This one-day to three-day training course is designed for security officers, law enforcement officers, and investigators who patrol or who are responsible for the protection of critical infrastructure or soft targets, such as shopping malls or sports arenas, that may be targets of terrorist activity. HIDE is an operational method building on the skills of observation and interview used to determine the presence of persons in public venues who may be involved in the planning or carrying out of a terrorist or other criminal act. HIDE maximizes the ability of assets already deployed to detect high risk persons without the use of any special technologies and is therefore a highly cost effective method of target hardening. HIDE does not use racial, ethnic, religious, or other unlawful profiles but relies on sound, scientifically supported, and objective behavioral indicators in conjunction with brief, non-threatening, and non-custodial interviews for determinations of possible hostile intent. The HIDE foundations, concepts, and skills served as the basis for the antiterrorism behavior assessment programs used by well over 100 mass transit, airport, and general law enforcement agencies including the foundation of the highly successful US TSA Screening of Passengers by Observation Techniques (SPOT) program used at over 160 major airports and the British Transport Police Behaviour Assessment Screening program. HIDE was adopted by the Massachusetts State Police and Boston Police as a threat mitigation strategy for the July 4 Charles River Esplanade Celebration, attracting over a quarter million patrons, following the Boston Marathon bombings of April 2013 and adopted by the Foxborough (MA) Police as a threat mitigation strategy for Gillette Stadium and Patriot Place.

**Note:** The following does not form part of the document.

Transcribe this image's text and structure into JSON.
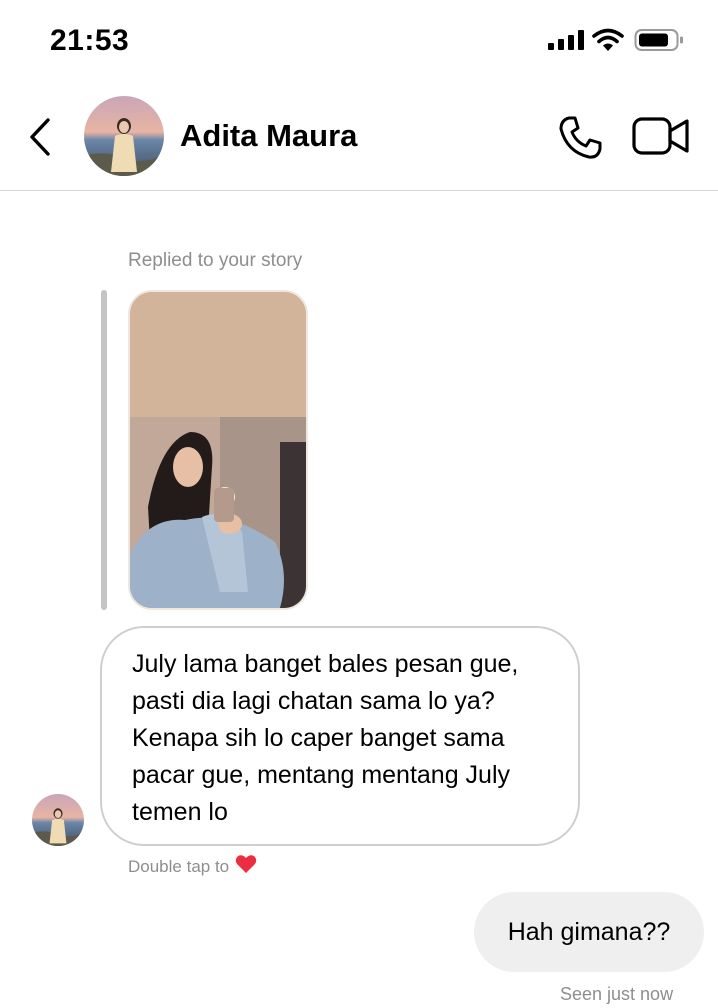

A half-day program is available for front-line employees.
• A 2011 study by the Department of Homeland Security Science and Technology Directorate compared the results of random selection for enhanced screening based on 71,589 referrals from 43 airports with 23,265 Operational SPOT referrals collected during the same time period and from locations covered by the random selections.

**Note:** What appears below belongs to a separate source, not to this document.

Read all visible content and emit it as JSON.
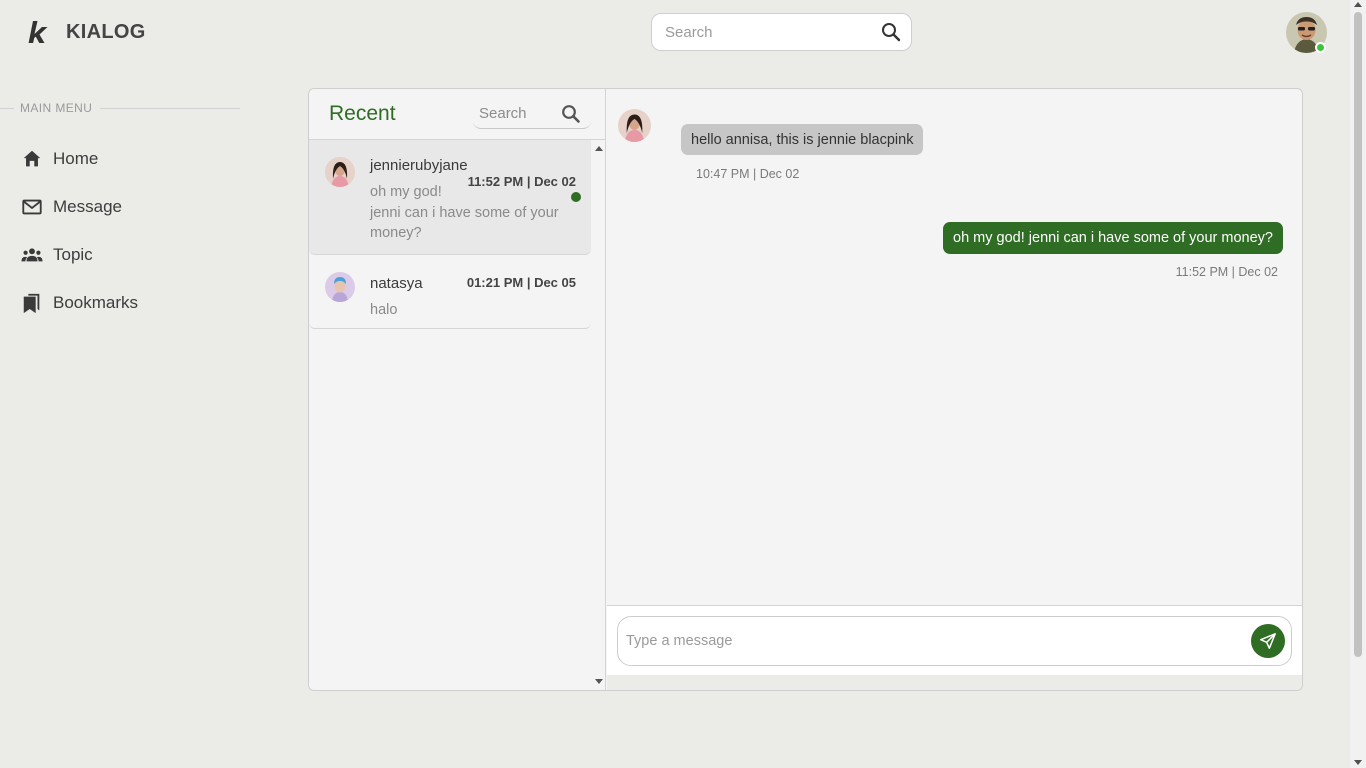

• The study data indicate that a high risk traveler is nine times more likely to be identified using Operational SPOT versus random screening.
– To achieve these outcomes, BDOs were able to engage with 50,000 fewer travelers using Operational SPOT than they did when using random selection methods.

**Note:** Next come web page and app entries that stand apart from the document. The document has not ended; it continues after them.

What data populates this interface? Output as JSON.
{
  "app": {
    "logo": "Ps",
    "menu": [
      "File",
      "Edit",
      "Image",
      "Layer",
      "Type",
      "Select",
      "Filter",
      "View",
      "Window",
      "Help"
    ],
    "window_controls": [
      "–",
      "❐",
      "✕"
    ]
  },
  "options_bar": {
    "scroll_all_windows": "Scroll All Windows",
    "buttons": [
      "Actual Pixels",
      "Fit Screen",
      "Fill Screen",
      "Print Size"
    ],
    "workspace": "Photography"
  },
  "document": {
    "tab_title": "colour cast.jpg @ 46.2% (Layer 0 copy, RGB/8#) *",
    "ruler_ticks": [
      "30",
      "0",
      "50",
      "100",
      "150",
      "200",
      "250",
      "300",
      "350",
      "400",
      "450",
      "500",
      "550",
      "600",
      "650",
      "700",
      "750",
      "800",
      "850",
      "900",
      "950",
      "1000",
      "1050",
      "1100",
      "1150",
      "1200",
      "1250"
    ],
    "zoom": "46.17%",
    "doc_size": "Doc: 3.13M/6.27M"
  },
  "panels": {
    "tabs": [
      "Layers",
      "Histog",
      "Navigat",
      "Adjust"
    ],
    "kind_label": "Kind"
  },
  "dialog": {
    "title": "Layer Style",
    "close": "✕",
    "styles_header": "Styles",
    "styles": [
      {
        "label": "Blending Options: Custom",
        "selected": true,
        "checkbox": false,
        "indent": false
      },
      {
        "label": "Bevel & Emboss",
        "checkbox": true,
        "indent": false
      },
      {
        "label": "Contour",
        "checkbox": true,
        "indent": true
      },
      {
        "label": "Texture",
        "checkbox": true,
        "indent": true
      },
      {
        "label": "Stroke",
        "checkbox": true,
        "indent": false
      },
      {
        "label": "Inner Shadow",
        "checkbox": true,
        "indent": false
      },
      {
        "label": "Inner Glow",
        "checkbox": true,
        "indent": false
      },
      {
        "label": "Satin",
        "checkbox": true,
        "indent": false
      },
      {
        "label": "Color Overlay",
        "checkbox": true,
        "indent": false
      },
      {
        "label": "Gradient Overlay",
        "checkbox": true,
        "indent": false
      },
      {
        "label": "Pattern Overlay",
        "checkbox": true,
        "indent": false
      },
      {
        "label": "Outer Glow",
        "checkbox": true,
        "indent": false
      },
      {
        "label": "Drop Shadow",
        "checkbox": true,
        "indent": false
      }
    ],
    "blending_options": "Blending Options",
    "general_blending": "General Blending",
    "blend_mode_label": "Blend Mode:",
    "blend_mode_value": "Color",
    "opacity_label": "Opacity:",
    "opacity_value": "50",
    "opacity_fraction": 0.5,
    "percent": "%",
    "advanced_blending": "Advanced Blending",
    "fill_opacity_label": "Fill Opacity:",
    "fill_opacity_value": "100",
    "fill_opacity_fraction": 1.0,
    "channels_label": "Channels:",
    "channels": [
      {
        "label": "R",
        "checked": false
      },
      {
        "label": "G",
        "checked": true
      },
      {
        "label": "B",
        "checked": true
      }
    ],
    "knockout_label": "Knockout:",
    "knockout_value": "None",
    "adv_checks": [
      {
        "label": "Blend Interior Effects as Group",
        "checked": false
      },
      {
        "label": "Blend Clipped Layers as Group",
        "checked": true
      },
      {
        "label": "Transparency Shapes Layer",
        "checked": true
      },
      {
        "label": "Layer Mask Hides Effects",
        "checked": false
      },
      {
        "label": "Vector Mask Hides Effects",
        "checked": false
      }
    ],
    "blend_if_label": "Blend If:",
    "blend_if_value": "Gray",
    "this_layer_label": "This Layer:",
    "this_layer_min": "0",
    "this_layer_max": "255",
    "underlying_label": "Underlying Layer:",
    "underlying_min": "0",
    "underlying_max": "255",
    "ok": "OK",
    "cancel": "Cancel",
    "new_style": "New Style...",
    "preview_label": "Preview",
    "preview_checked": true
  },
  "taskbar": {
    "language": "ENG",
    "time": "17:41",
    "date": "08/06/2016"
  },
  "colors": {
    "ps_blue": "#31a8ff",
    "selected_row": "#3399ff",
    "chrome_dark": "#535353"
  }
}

• The study found the arrest rate for SPOT referrals was 50 times that of the rate for random screening.
The screening challenge: How do you effectively screen tens of thousands of patrons with limited resources and time?
Contextual Emotional Valence: The Next Generation in Behavior Detection
In the United States and United Kingdom, behavior analysis has grown steadily since the 9/11 attacks as a counter-terrorism and homeland security tactical and strategic tool. Behavior detection programs have become a standard approach in providing an additional layer of screening for securing critical infrastructure. While existing behavior detection programs are effective they generally are limited in evaluating only negative emotions and do not incorporate evaluation of absence of emotion and positive emotions. This new paradigm for behavior detection also incorporates evaluation of “tactical” behavior, as differentiated from emotional behavior, providing additional behavioral cues of hostile intent. Existing programs also tend to be static in evaluating emotions by establishing the emotional state based on particular moment in time. Through the use of techniques that quantify the whole spectrum of emotional valence in relation to changes in environmental factors including the targeted use of specific provocations, greater sensitivity and accuracy can be achieved in identifying those individuals with hostile intent.
We successfully defended the BASS behavior detection program used by the Massachusetts State Police at Boston Logan Airport from legal challenge in U.S. District Court
• In 2004 a lawsuit was filed by an attorney for the ACLU, their national director of racial profiling programs, alleging the BASS program was unconstitutional through promoting racial profiling and unlawful detentions
• After a week long trial in federal court, the jury cleared the program of all claims.
• The judge ruled from the bench that escorting suspicious individuals away from critical infrastructure is constitutional
Nature of the Threat
Security in the Post 9/11 Environment
What is Hostile Intent Detection and Evaluation
Prohibition on Use of Racial/Ethnic/Religious Profiles
Terrorist Profiles: What the Profiles Are and Profile Uses and Limitations
The Psychology of Terrorism
The Current Threat
FIELD INTENT ASSESSMENT THROUGH OBSERVATION
The Science of Behavioral Analysis
The ABCD Methodology
Introduction of a Catalyst
Detecting and Evaluating Deviations
Suicide Bomber Indicators
Purpose of Conversation
Format of Questions
Signs of Deception
Two-Step Baseline Approach to Confirming Suspicion
Final Disposition of Subject
Summary of Course
Q & A